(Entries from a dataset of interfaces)
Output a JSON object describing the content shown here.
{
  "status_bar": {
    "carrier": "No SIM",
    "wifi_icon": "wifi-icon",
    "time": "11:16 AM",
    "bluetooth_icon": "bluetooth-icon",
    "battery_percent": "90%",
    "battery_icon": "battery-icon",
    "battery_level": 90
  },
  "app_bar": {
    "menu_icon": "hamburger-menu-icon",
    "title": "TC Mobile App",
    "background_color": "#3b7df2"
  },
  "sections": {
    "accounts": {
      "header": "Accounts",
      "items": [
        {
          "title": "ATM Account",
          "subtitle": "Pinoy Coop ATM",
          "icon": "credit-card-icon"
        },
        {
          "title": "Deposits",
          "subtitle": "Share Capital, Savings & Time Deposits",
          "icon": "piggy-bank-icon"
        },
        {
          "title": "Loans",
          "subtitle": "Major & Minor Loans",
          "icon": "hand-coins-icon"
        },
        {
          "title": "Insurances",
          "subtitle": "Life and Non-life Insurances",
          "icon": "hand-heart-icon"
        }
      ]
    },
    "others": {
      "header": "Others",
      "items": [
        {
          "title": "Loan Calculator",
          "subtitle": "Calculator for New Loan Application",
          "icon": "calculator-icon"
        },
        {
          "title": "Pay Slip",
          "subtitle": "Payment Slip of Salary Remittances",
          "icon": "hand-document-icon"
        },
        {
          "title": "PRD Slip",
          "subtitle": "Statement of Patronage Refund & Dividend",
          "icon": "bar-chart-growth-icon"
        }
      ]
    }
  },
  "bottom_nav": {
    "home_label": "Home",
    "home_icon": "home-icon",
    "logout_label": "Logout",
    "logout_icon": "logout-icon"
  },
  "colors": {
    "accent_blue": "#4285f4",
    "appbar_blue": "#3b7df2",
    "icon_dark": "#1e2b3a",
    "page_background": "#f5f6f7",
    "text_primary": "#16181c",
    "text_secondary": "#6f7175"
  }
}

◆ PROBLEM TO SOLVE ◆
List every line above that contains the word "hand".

◆ OUTPUT ◆
          "icon": "hand-coins-icon"
          "icon": "hand-heart-icon"
          "icon": "hand-document-icon"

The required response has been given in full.